Markymark, commseng and sda| gave kudos
CO
commseng London London
Radio 2 was until fairly recently announcer based.

Someone I know did a newsreading shift overnight (must have been I the early 2000's) and he said that everything worked the wrong way round. Normally at a station the newsreader goes into the booth and is faded up by the on air studio, but at Radio 2 the newsreader faded out the on air studio, did the bulletin and then faded in the on air studio. It all went back to the old days when programmes were linked by announcers as they still are on Radio 4.

Its different now of course, it works just like any other station, including non-live programmes being played off the playout system

It has varied over time as to how Radio 2 handled continuity.
Working in the Control Room in the 1990s the network switcher showed the R2 studio when I started in there, whether it was 1G, 1H or 1J.
Later it always showed 3F (or it may have been 3H can't recall) where the news studio was.
R1 was eithe Egton 4 or 5 and later Egton 1.
R3 was generally always 1Q and R4 was 1M. R4 LF occasionally 1F, but sometimes R3 would move to a basement studio, R1 or R2 to Birmingham lines either to take a programme from Birmingham (R2 overnights) or Manchester (R1 Mark Radcliffe).
R5 had their new studios where all the cons had been when I started, and those (1A -1D) could handle con duties, R5 sat in one studio, but R5 Live as mentioned passed the network to where it needed to come from. I suppose the original network had a lot of recorded programmes, the live one didn't so much.
Nothing was set in stone, it changed as the channel controllers came and went and as the budgets ebbed and flowed.
CO
commseng London London
The point about sharing playout in Birmingham in the 1950s and 60s is an interesting one.
Why could ATV and ABC do it there, but not Rediffusion and ATV in London or Granada and ABC in Manchester?

Was it down to the way those companies interacted with each other?
Was it that neither ATV (who were focused on the London franchise) or ABC (who were more focused on the North) regarded the Midlands as an area that was of secondary importance to them, so sharing facilities made more sense there?


I’m sure some of your questions would be answered in John Pettinger’s excellent ‘From Dawn till Dusk’ which substantially covers the complete history of ATV from start to end with a lot of history about the Alpha Studios. I read and then gave away my copy, but worth seeking out on the www if you’re interested in the detail - of which there is a lot including ATV’s private microwave link from Birmingham to London which I realise may be of particular interest you.

Thanks, I have already ordered a copy!
MA
Markymark Meridian (Thames Valley) South Today
The point about sharing playout in Birmingham in the 1950s and 60s is an interesting one.
Why could ATV and ABC do it there, but not Rediffusion and ATV in London or Granada and ABC in Manchester?

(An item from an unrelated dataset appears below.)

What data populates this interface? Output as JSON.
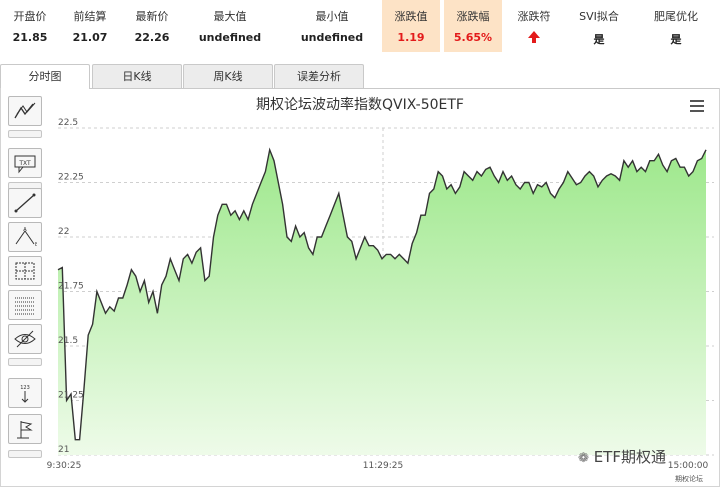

Was it down to the way those companies interacted with each other?
Was it that neither ATV (who were focused on the London franchise) or ABC (who were more focused on the North) regarded the Midlands as an area that was of secondary importance to them, so sharing facilities made more sense there?


I’m sure some of your questions would be answered in John Pettinger’s excellent ‘From Dawn till Dusk’ which substantially covers the complete history of ATV from start to end with a lot of history about the Alpha Studios. I read and then gave away my copy, but worth seeking out on the www if you’re interested in the detail - of which there is a lot including ATV’s private microwave link from Birmingham to London which I realise may be of particular interest you.

Thanks, I have already ordered a copy!


And me too !! (Be careful which version of the title you order Very Happy )
--
Avatar credit: © BBC, ITA, BREMA 1967

Newer posts